Another important feature of the Béla Bartók Hall is its sheer volume relative to the audience size: at 25,000 square meters for an audience capacity of 1,656, that comes to 15 square meters per audience member, more than double the space in the Berlin Philharmonie. And although Zoboki loves the Philharmonie, he thinks it’s a unique hall because its architect Hans Scharoun was such a superb musician and that it’s broadly impossible to copy or emulate it.

The reconstructed Hungarian State Opera House
© Courtesy of Gábor Zoboki

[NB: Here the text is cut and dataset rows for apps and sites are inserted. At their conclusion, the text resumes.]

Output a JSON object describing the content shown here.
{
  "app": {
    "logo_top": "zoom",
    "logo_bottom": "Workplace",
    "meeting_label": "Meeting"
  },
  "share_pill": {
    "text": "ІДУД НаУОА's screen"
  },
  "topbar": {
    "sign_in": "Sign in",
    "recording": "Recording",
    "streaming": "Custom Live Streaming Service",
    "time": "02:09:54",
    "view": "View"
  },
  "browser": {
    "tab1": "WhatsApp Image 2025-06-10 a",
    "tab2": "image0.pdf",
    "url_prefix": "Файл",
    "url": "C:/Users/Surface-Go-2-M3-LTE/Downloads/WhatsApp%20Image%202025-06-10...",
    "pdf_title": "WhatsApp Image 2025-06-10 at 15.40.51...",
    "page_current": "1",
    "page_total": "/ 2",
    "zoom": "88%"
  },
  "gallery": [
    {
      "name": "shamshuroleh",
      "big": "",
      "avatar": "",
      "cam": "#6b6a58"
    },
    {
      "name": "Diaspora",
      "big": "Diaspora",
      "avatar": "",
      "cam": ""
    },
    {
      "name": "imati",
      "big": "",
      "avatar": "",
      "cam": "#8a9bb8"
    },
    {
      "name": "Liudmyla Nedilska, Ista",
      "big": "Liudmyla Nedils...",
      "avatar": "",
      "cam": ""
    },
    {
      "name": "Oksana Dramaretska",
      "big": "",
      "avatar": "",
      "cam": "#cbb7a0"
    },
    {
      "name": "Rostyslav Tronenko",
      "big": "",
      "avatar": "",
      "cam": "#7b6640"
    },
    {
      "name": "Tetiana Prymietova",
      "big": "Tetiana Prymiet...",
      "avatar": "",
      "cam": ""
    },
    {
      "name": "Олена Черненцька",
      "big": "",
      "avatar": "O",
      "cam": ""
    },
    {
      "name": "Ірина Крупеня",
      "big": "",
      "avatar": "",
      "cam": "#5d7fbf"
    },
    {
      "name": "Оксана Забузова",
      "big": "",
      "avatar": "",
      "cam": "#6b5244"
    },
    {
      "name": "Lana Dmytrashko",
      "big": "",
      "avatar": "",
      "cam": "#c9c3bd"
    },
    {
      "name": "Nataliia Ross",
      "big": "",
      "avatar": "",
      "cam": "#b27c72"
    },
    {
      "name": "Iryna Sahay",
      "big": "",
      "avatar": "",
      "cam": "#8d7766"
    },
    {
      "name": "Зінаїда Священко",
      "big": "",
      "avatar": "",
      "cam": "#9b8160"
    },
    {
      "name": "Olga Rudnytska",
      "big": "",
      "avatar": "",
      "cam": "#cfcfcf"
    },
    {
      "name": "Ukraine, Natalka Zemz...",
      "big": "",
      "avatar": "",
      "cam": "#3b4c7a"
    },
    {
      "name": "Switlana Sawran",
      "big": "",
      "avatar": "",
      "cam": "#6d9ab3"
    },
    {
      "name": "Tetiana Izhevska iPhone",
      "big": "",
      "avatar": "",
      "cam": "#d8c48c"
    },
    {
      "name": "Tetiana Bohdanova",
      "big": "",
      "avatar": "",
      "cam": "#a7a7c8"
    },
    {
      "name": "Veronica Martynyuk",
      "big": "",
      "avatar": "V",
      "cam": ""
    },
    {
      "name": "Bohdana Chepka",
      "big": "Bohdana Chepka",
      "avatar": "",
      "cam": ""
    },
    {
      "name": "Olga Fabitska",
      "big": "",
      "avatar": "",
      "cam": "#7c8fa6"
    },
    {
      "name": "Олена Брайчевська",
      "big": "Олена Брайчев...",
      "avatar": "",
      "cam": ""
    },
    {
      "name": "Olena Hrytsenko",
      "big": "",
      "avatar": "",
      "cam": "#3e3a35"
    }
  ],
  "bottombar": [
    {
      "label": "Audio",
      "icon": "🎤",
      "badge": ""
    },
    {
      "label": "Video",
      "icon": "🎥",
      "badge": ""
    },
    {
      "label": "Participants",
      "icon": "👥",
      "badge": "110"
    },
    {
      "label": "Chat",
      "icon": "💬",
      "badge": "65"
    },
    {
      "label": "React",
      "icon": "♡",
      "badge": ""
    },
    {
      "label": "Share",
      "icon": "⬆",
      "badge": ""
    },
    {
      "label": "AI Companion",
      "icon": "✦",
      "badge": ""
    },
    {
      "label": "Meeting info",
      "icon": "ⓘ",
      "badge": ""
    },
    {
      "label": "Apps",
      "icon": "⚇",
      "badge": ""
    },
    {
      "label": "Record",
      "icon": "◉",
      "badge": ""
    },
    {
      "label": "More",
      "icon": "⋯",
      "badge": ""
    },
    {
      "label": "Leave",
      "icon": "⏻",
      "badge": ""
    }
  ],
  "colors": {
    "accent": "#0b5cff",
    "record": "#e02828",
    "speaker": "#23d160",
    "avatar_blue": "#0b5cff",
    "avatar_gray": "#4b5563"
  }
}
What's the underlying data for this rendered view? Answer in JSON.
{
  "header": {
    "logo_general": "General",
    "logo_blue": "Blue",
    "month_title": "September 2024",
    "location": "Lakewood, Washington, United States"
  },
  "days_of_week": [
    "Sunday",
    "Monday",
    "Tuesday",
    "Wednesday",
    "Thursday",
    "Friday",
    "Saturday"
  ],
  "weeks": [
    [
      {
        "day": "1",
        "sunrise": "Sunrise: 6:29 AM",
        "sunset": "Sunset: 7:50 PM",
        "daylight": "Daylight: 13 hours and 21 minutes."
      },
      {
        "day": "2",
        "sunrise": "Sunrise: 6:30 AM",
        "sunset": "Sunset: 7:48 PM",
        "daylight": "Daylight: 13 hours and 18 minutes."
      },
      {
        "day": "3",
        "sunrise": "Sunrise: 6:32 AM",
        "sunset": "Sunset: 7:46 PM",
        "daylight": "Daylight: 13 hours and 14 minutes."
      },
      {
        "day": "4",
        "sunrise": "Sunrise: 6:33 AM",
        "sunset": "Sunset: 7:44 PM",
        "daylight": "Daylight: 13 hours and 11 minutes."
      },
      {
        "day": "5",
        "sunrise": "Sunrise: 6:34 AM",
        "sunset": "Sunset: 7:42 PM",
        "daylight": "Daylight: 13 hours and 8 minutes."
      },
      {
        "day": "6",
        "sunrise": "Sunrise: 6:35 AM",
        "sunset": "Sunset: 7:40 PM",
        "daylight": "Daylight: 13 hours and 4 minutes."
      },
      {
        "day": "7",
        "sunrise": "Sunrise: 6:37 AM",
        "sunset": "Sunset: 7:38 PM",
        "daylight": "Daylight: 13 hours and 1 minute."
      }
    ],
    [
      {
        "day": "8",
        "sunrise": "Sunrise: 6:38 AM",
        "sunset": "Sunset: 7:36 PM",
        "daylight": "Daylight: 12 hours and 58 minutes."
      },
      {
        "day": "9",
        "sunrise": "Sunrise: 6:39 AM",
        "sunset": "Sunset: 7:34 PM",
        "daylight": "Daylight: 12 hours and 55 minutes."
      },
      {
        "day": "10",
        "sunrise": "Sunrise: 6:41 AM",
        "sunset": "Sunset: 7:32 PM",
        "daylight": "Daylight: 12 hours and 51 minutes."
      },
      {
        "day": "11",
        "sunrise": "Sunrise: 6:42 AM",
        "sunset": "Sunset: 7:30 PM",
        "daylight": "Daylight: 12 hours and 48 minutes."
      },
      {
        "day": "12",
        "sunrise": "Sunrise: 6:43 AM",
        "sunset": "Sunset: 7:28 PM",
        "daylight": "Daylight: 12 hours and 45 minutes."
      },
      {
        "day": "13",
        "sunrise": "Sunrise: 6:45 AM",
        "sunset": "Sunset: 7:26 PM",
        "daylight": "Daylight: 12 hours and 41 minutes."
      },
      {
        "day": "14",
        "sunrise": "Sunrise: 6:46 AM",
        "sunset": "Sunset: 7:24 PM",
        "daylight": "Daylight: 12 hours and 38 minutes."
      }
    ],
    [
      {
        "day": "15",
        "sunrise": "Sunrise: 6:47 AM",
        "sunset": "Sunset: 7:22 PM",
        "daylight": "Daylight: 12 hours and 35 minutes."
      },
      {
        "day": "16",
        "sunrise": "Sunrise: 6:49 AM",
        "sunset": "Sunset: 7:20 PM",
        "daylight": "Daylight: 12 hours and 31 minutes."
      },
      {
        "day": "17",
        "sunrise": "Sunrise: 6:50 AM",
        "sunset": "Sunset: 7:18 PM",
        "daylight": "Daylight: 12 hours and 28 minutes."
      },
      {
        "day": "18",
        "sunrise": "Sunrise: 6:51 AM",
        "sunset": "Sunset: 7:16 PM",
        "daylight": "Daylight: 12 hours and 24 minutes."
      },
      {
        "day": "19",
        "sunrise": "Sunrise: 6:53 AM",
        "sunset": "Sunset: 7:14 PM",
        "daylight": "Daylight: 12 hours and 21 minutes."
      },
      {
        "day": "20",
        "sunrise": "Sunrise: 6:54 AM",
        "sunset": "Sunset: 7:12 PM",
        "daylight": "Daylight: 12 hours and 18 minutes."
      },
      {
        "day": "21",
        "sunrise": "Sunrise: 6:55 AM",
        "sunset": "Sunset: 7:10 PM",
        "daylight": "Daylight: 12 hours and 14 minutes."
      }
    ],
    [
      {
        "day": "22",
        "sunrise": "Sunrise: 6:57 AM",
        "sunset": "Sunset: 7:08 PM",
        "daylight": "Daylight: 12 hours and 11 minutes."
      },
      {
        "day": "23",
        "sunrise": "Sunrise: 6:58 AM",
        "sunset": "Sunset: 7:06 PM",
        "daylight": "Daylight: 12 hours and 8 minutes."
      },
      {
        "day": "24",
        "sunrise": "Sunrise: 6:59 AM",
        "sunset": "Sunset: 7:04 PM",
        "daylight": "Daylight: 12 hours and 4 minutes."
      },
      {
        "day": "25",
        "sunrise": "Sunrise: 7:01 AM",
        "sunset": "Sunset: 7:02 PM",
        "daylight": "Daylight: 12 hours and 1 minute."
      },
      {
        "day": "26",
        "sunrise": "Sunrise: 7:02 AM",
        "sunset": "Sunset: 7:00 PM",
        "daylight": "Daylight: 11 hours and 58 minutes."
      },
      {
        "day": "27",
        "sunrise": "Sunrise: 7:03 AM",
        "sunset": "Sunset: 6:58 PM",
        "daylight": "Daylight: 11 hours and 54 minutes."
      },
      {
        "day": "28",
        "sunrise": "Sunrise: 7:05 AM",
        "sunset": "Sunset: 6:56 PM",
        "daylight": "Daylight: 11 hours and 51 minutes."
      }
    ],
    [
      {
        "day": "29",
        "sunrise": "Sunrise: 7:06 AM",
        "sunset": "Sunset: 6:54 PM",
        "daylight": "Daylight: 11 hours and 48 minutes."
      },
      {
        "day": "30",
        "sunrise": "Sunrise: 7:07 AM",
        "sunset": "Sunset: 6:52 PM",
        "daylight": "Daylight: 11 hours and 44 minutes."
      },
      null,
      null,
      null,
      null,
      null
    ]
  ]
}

In subsequent years, Zoboki’s work on Müpa has been developed further in halls like the Nanshan Cultural Center in Shenzhen, which he describes as “the most successful acoustics in my career”. The three tiers have been reduced to two and the reverb chambers have been located above the hall, creating a venue which can be used for spoken drama as well as music. He was amused by a magazine article saying “the genius architect has hidden the amplifiers somewhere and we don’t know how he did it” (there are no amplifiers). Back in Budapest, the reverberation chamber concept has been applied to the recent rebuild of the Hungarian State Opera House, which uses outsized ventilation grids under the stalls seats so that some of the sound from the orchestra pit reaches the audience from below.

Zoboki is currently working on a project to build a new 3,000-seat hall in the neighbourhood of Müpa, which will be mainly used for conventions but also allow events like larger scale concerts and film festivals. The two halls will act as twins, sharing facilities where useful, and he is currently considering the question of how to get the best value for money and operability from this kind of combined convention and cultural centre. The future of the project has been thrown into doubt by the economic shock from Russia’s Ukraine invasion, but he believes that Budapest needs the centre to attract higher-spending tourism and is hopeful that it will go ahead.

Twenty years after the Béla Bartók National Concert Hall’s foundation stone was laid, Hungarians can be happy that they have one of the great places in the world to hear Wagner, and grateful that Zoboki was able to reconcile his love of music with his parents’ desire to push him into “a real profession”. Perhaps it’s best to leave the last word to Fischer, who told him, after the first Budapest Wagner Days: “Gábor, if you would have been a conductor, you would have competed with me and you would never have built Müpa. And that would have been a shame for our country.”

This article was sponsored by Wavemaker Hungary, on behalf of MUPA.